Here's What You Need to Know: The battle over which planes to keep and which to retire is a fierce one.
General Douglas McArthur quoted an old army ballad in his farewell address to Congress with the words “Old soldiers never die, they just fade away,” however lawmakers today likely won’t support similar sentiments from the United States Air Force to let some of its old warbirds rust away in retirement. The Air Force had announced plans to mothball its A-10 Warthog, KC-135 refueling tankers and even RQ-4 Global Hawk surveillance drones during the new fiscal year.
However, the House and Senate Armed Services committees pushed back last week and put forward the conference report of the fiscal year 2021 (FY21) National Defense Authorization Act (NDAA), Defense News reported. A final version of that bill, which had input from both chambers, was expected to be approved by Congress this week. President Donald Trump has threatened it would be vetoed when it reaches his desk.
The NDAA contained a number of policy provisions—including regarding the Department of Defense’s (DoD’s) organizational structure and the issue of military bases named for Confederate officers. However, at issue for the Air Force is that the Congress wouldn’t support its calls to divest more than 100 aircraft. Service leaders have argued such a move would free up funding for modernization priorities that include space technologies as well as the Joint All-Domain Command and Control concept.

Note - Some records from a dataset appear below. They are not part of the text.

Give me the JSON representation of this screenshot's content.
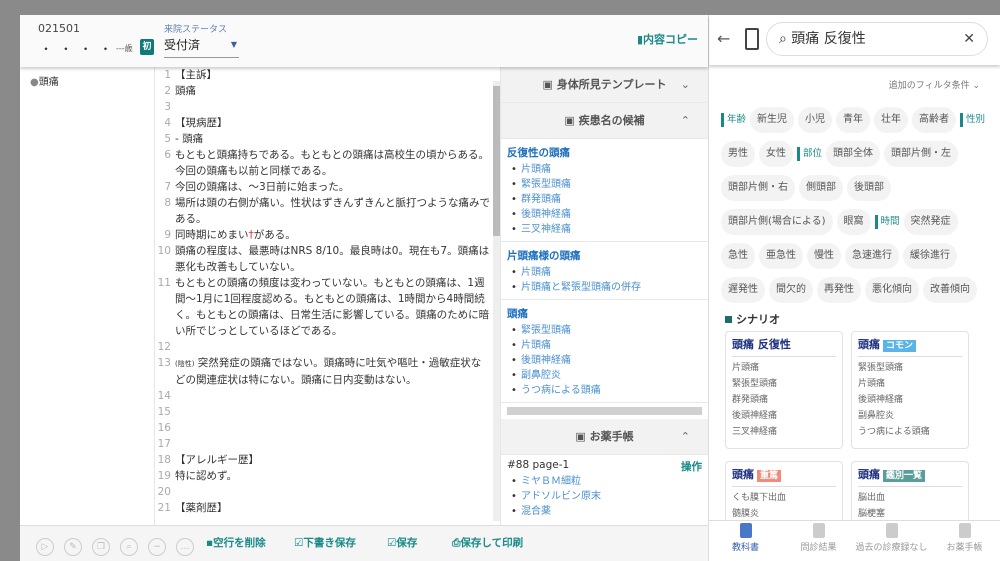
{
  "header": {
    "patient_id": "021501",
    "name_dots": "・ ・  ・ ・",
    "age": "---歳",
    "first_badge": "初",
    "status_label": "来院ステータス",
    "status_value": "受付済",
    "copy_button": "内容コピー"
  },
  "sidebar": {
    "items": [
      "頭痛"
    ]
  },
  "editor": {
    "lines": [
      {
        "n": "1",
        "text": "【主訴】"
      },
      {
        "n": "2",
        "text": "頭痛"
      },
      {
        "n": "3",
        "text": ""
      },
      {
        "n": "4",
        "text": "【現病歴】"
      },
      {
        "n": "5",
        "text": "- 頭痛"
      },
      {
        "n": "6",
        "text": "もともと頭痛持ちである。もともとの頭痛は高校生の頃からある。今回の頭痛も以前と同様である。"
      },
      {
        "n": "7",
        "text": "今回の頭痛は、〜3日前に始まった。"
      },
      {
        "n": "8",
        "text": "場所は頭の右側が痛い。性状はずきんずきんと脈打つような痛みである。"
      },
      {
        "n": "9",
        "text": "同時期にめまい",
        "mark": "†",
        "after": "がある。"
      },
      {
        "n": "10",
        "text": "頭痛の程度は、最悪時はNRS 8/10。最良時は0。現在も7。頭痛は悪化も改善もしていない。"
      },
      {
        "n": "11",
        "text": "もともとの頭痛の頻度は変わっていない。もともとの頭痛は、1週間〜1月に1回程度認める。もともとの頭痛は、1時間から4時間続く。もともとの頭痛は、日常生活に影響している。頭痛のために暗い所でじっとしているほどである。"
      },
      {
        "n": "12",
        "text": ""
      },
      {
        "n": "13",
        "prefix": "(陰性)",
        "text": " 突然発症の頭痛ではない。頭痛時に吐気や嘔吐・過敏症状などの関連症状は特にない。頭痛に日内変動はない。"
      },
      {
        "n": "14",
        "text": ""
      },
      {
        "n": "15",
        "text": ""
      },
      {
        "n": "16",
        "text": ""
      },
      {
        "n": "17",
        "text": ""
      },
      {
        "n": "18",
        "text": "【アレルギー歴】"
      },
      {
        "n": "19",
        "text": "特に認めず。"
      },
      {
        "n": "20",
        "text": ""
      },
      {
        "n": "21",
        "text": "【薬剤歴】"
      }
    ]
  },
  "middle": {
    "physical_template": "身体所見テンプレート",
    "disease_candidates": "疾患名の候補",
    "groups": [
      {
        "title": "反復性の頭痛",
        "items": [
          "片頭痛",
          "緊張型頭痛",
          "群発頭痛",
          "後頭神経痛",
          "三叉神経痛"
        ]
      },
      {
        "title": "片頭痛様の頭痛",
        "items": [
          "片頭痛",
          "片頭痛と緊張型頭痛の併存"
        ]
      },
      {
        "title": "頭痛",
        "items": [
          "緊張型頭痛",
          "片頭痛",
          "後頭神経痛",
          "副鼻腔炎",
          "うつ病による頭痛"
        ]
      }
    ],
    "medicine_book": "お薬手帳",
    "med_page": "#88 page-1",
    "med_action": "操作",
    "meds": [
      "ミヤＢＭ細粒",
      "アドソルビン原末",
      "混合薬"
    ]
  },
  "footer": {
    "delete_blank": "空行を削除",
    "draft_save": "下書き保存",
    "save": "保存",
    "save_print": "保存して印刷"
  },
  "right": {
    "search_value": "頭痛 反復性",
    "additional_filter": "追加のフィルタ条件",
    "tags": [
      {
        "cat": "年齢"
      },
      {
        "t": "新生児"
      },
      {
        "t": "小児"
      },
      {
        "t": "青年"
      },
      {
        "t": "壮年"
      },
      {
        "t": "高齢者"
      },
      {
        "cat": "性別"
      },
      {
        "t": "男性"
      },
      {
        "t": "女性"
      },
      {
        "cat": "部位"
      },
      {
        "t": "頭部全体"
      },
      {
        "t": "頭部片側・左"
      },
      {
        "t": "頭部片側・右"
      },
      {
        "t": "側頭部"
      },
      {
        "t": "後頭部"
      },
      {
        "t": "頭部片側(場合による)"
      },
      {
        "t": "眼窩"
      },
      {
        "cat": "時間"
      },
      {
        "t": "突然発症"
      },
      {
        "t": "急性"
      },
      {
        "t": "亜急性"
      },
      {
        "t": "慢性"
      },
      {
        "t": "急速進行"
      },
      {
        "t": "緩徐進行"
      },
      {
        "t": "遅発性"
      },
      {
        "t": "間欠的"
      },
      {
        "t": "再発性"
      },
      {
        "t": "悪化傾向"
      },
      {
        "t": "改善傾向"
      }
    ],
    "scenario_label": "シナリオ",
    "cards": [
      {
        "title": "頭痛 反復性",
        "badge": "",
        "items": [
          "片頭痛",
          "緊張型頭痛",
          "群発頭痛",
          "後頭神経痛",
          "三叉神経痛"
        ]
      },
      {
        "title": "頭痛",
        "badge": "コモン",
        "badge_color": "#5ab4e8",
        "items": [
          "緊張型頭痛",
          "片頭痛",
          "後頭神経痛",
          "副鼻腔炎",
          "うつ病による頭痛"
        ]
      },
      {
        "title": "頭痛",
        "badge": "重篤",
        "badge_color": "#f08a7a",
        "items": [
          "くも膜下出血",
          "髄膜炎"
        ]
      },
      {
        "title": "頭痛",
        "badge": "鑑別一覧",
        "badge_color": "#5a9e9c",
        "items": [
          "脳出血",
          "脳梗塞"
        ]
      }
    ],
    "nav": [
      "教科書",
      "問診結果",
      "過去の診療録なし",
      "お薬手帳"
    ]
  }
}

Lawmakers on Capitol Hill have given the green light for the Air Force to retire some tankers, cargo aircraft and even some bombers, but at issue is the A-10 and Global Hawk platforms, which both are stridently protected. Defense News also offered a breakdown of what the Air Force would send to the “boneyard” as well as the reaction from Congress.
Key to the case for the A-10—the Air Force wanted to retire just forty-four of the venerable aircraft and instead maintain roughly three squadrons, about 237 that could still be used in close-air support missions. Congress stipulated in the NDAA that no funding be used to divest or retire any of the Air Force’s 281 A-10 Warthogs.
Bombers were another touchy subject, as the service wanted to retire seventeen of the oldest of the B-1 bombers, which the Air Force said put a strain on the fleet due to the manpower required to keep the old warbirds airworthy. In this case progress was made, as Congress had repealed an existing law that previously required the Air Force to maintain at least thirty-six combat coded B-1s, meaning that the elected leaders essentially agreed to the reduction.
Lawmakers also stipulated that the Air Force maintain ninety-two bombers of any kind in its primary mission inventory, while four B-1s must be put in storage so that those aircraft could be reclaimed if needed. It is clear if those bombers that are being sent to permanent or even semi-permanent retirement have undergone some of the most recent upgrades. Moreover, the Air Force has remained committed to keeping the B-1B Lancer updated and has explored ways to enhance its capabilities.
The Air Force has also called for the retiring of thirteen of its KC-135 and sixteen KC-10s in FY21, but the NDAA would forbid any retirement of the KC-135 refueling tanks over the next three years. Yet, Congress did seem to be willing to offer some latitude and allowed the Air Force to scale down to fifty primary mission KC-10A in FY21, thirty-eight primary mission KC-10A the following year and down to just twenty-six in FY23.
Drones were another sticking point, and Congress nixed the Air Force’s plan to retire all of twenty-four its Global Hawk Block 20 and 30 surveillance drones. That would have left the RQ-4 Block 40s and the U-2 spy plane to conduct high-altitude surveillance mission.
This was not the first time that the Air Force has tried to ground the Global Hawk and U-2s, but Congress has refused to permit the retirement of either aircraft. Lawmakers have now asked for certifications from the DoD that the Air Force is developing a cost-effective way to replace the RQ-4 or U-2.
For now, it seems a compromise will have been made and that could mean the Air Force is stuck with aging platforms it would rather see fly off into the sunset.
Peter Suciu is a Michigan-based writer who has contributed to more than four dozen magazines, newspapers and websites. He is the author of several books on military headgear including A Gallery of Military Headdress, which is available on Amazon.com.
This article first appeared in December 2020.
Image: U.S. Air Force photo by Staff Sgt. Ryan Callaghan